> DATA SUPPLIED
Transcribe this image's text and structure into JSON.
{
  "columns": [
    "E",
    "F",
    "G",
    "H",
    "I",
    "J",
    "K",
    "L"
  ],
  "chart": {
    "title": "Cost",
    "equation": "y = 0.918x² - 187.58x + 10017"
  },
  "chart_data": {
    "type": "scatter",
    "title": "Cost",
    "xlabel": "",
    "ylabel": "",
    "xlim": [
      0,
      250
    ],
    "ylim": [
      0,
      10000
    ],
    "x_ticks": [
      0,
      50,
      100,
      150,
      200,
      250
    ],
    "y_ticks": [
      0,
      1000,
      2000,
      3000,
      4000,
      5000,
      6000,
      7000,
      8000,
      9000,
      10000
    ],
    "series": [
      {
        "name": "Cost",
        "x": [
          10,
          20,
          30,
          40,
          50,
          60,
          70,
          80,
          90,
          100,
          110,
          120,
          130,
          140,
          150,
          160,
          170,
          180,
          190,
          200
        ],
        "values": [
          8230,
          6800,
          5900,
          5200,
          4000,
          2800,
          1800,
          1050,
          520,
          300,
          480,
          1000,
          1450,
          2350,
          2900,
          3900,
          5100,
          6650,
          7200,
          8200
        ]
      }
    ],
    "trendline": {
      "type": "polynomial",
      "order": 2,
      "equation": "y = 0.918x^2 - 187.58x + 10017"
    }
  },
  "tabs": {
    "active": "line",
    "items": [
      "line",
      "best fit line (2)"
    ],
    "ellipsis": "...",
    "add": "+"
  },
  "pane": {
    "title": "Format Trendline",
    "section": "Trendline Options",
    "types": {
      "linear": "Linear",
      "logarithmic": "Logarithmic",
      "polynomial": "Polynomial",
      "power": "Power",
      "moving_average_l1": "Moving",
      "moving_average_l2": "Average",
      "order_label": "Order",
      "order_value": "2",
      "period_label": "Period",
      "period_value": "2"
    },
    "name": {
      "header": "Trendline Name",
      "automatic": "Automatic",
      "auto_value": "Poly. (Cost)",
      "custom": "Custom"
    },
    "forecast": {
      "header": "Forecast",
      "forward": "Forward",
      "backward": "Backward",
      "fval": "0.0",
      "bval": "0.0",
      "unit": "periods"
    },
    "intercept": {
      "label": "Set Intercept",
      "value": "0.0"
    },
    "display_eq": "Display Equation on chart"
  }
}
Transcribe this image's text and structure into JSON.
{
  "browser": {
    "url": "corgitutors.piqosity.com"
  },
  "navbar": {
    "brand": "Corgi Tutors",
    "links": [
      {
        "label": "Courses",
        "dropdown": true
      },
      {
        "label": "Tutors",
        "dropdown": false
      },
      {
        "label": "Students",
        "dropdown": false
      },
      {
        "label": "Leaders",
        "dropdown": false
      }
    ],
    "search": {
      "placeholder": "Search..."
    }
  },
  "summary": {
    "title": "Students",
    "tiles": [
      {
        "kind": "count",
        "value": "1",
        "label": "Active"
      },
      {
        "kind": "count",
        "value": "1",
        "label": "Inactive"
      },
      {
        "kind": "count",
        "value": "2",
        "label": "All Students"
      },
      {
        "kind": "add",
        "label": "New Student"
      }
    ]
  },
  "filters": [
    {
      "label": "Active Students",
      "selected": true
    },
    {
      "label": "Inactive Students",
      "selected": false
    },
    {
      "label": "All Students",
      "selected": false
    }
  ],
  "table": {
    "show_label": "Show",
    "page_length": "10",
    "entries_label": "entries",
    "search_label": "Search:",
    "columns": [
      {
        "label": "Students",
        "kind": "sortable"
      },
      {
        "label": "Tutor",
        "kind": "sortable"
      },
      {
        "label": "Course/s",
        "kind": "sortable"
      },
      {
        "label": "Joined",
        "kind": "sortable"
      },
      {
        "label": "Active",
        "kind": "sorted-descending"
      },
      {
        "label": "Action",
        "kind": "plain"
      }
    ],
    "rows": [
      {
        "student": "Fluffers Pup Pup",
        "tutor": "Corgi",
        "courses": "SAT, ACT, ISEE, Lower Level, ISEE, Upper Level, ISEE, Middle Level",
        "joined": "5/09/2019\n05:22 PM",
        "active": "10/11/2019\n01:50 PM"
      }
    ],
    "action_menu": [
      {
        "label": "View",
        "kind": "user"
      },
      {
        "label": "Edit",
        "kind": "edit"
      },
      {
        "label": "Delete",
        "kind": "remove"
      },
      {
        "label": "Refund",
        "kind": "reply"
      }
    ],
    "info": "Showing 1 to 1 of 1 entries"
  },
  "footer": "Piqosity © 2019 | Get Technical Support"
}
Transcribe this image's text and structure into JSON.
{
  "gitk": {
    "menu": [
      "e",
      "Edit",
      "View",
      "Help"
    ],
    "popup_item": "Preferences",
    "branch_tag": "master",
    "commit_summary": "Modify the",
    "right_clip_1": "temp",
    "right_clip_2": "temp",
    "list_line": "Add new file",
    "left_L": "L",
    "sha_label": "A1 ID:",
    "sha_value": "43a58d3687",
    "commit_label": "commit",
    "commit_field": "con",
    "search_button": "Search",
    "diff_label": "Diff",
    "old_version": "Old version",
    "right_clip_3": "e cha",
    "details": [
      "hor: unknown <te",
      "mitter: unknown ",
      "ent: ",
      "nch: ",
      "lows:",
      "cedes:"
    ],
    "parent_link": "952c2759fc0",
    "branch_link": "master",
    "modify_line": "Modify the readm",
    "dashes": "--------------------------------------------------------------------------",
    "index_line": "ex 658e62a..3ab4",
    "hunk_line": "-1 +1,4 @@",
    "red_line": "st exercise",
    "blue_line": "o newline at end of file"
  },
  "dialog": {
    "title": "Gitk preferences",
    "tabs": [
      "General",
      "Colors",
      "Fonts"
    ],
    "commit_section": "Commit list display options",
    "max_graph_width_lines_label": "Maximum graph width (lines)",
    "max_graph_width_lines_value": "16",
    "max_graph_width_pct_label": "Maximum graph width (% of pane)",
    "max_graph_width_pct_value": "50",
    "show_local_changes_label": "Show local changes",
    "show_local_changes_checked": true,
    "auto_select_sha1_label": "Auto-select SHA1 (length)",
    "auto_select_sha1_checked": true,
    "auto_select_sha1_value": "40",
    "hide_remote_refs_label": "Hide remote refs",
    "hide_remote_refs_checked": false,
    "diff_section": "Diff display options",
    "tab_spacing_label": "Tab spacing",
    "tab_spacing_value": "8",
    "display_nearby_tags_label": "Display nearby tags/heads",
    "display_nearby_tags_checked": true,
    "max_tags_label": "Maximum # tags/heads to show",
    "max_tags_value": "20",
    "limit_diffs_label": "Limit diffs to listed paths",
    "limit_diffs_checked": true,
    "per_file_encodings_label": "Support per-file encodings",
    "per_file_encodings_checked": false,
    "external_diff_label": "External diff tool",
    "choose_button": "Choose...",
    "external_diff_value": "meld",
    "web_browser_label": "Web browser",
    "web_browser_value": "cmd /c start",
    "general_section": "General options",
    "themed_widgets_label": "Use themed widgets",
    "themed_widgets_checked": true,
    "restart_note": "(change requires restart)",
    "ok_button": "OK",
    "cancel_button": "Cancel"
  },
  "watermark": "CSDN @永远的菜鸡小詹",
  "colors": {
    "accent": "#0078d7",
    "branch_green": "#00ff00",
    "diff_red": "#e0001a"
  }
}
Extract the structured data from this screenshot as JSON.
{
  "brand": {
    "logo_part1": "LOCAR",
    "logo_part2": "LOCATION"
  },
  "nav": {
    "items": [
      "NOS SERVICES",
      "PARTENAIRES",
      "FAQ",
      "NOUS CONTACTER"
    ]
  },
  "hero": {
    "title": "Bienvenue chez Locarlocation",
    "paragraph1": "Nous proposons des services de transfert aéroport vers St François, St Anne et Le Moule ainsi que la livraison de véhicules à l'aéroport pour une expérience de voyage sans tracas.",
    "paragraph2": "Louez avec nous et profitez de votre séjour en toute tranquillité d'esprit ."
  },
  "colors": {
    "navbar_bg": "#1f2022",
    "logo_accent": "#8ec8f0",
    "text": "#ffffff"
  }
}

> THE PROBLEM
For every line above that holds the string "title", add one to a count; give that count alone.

> RESULT FOR THIS EXERCISE
6